A revised plan for residential development at Bulloch Harbour, Co Dublin, was described as an ‘extremely flawed document’ and ‘worse than the original application’, at a recent public meeting that attracted a full house in a local hotel.Builloch application 2018

2017 north-easterly storm batters Bulloch Harbour; artist impression of development proposal 

In February 2017, Dún Laoghaire County Council rejected an application by the Bartra Property Group comprising six shop units with overhead apartments, a café and three, three-story houses. The development was described by Bartra as ‘both respectful and enhancing of the harbour and the local environment’.

In their refusal, Dún Laoghaire/Rathdown County Council said the site area reserved for residential use was excessive and that the design had inadequate provision for its marine-related aspects. The development would ‘seriously compromise’ the harbour’s ability to attract marine-related use and would limit their scale and diversity.

The plan was also described as ‘lacking in the quality and distinctiveness of design required’ for the location and would result in an incongruous and abrupt visual form.

‘In particular the development fails to integrate appropriately within the harbour area.’

Second application

The current application includes three large houses (412 sq m) buildings comprising three storeys and a fourth roof garden to the rear of the site.

‘These houses appear to be a metre higher than the previous proposal’ and taller than the adjacent county council pumping station, ‘with a further 1.6m access structure projecting above’, notes the Bulloch Harbour Presentation Society.

This site is ‘unsuitable due to serious flooding and overtopping’ where waves with debris are projected over the rocks and land on the proposed site. Overtopping is a regular occurrence at Bulloch from increasing north-easterly storms, the meeting heard.

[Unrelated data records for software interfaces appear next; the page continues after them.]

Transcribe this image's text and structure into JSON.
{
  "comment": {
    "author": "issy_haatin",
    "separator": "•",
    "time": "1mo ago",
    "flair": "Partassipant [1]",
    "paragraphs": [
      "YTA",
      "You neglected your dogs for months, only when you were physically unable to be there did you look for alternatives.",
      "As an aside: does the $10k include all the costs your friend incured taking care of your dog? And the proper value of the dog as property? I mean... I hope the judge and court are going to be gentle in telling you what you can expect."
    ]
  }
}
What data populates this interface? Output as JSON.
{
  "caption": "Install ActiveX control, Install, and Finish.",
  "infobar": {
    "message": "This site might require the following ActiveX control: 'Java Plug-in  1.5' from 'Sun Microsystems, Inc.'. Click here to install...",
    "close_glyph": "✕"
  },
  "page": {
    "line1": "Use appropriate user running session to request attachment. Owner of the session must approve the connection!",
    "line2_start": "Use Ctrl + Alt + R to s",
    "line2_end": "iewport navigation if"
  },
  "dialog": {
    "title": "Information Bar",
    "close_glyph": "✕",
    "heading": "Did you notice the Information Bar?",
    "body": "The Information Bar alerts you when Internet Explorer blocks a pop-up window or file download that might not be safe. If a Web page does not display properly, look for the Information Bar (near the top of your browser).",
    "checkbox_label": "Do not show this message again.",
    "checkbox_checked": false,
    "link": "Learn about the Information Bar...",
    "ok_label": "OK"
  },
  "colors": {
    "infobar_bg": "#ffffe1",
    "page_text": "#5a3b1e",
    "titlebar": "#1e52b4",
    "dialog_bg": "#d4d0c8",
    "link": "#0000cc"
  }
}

A flood risk report is included in the application but is described by objectors as ‘generic in nature’ and based on theoretical models that ‘do not adequately reflect the unique topography of the site’. They add that no experts have witnessed or studied a north easterly storm at the harbour.

‘This poses a potential health and safety risk, yet the applicants have persisted in proposing large residences on the site, occupying 75% of the total gross floor area’, says the BHPS.

The further two apartments of 160sq m are also proposed at the end of the quay; these are two metres higher than the initial proposal and twice as high as the existing vacated ‘Western Marine’.

This building is ‘in serious conflict with the existing architecture and scale and would extend 3.7m closer to the edge of the quay.’

The plan also includes a craft boat workshop (416 sq m) and a small single storey structure for community use.

Local objectors say their concerns have been largely ignored by the developers. ‘The application pays virtually no attention to the special character, heritage and history of this small working harbour and would cause enormous disruption to the existing small businesses, residents, small boat owners, numerous harbour users and tourists.’

Observations including a €20 fee may be posted or delivered to the Planning Department, Dún Laoghaire-Rathdown County Council, County Hall, Marine, Road, Dún Laoghaire, or online

Closing date: 16:00 February 5, 2018


Dun Laoghaire/Rathdown Country Development Plan 2016-2022: Specific Local Objectives

Bulloch Harbour: That any residential development shall form part of a mixed-use scheme which will include commercial marine-based activity and public water-based recreational uses and shall have regard to the special nature of the area in terms of the height, scale, architecture and density of built form.’

Built heritage

Bullock harbour dates back to the twelfth century when the granite structure was fortified for trade and fishing purposes by Cistercian Monks, and today is still used as a local centre for fishing and marine tourism activities.

The harbour is listed in the ‘Record of Protected Structures’ and is included in the ‘Built Heritage Strategy’ of the Dún Laoghaire-Rathdown County Development Plan 2016-2022 which states Council policy is to:

‘Encourage and promote the retention of features of the County’s coastal heritage where these contribute to the character of the area, and have regard to these items identified in the Coastal Architecture Heritage Survey when assessing any development proposals.’

Land use Zoning Objectives Zoning objective W

‘To provide for waterfront development and harbour related uses’

Open for Consideration:

Areas which may be permitted where the Planning Authority is satisfied that the proposed development would be compatible with the overall policies and objectives for the zone, would not have undesirable effects and would otherwise be consistent with the proper planning and sustainable development of the area. Uses which are temporary are open for consideration in all zones.

Advertisements and Advertising Structures (d); Church, Crèche/Nursery School, Discotheque/Nightclub, Doctor/Dentist, Education, Enterprise Centred, Hotel/Motel, Office Based Industry, Offices 200sq.m to 1,000sq.m(d); Offices over 1,000sq.md, Public House, Recreational Buildings (Commercial), Residential, Residential Institution, Retirement Home, Science and Technology Based Industry(d); Shop-Local, ShopNeighbourhood, Shop-Specialist, Travellers Accommodation. 

d: Development related to marine activities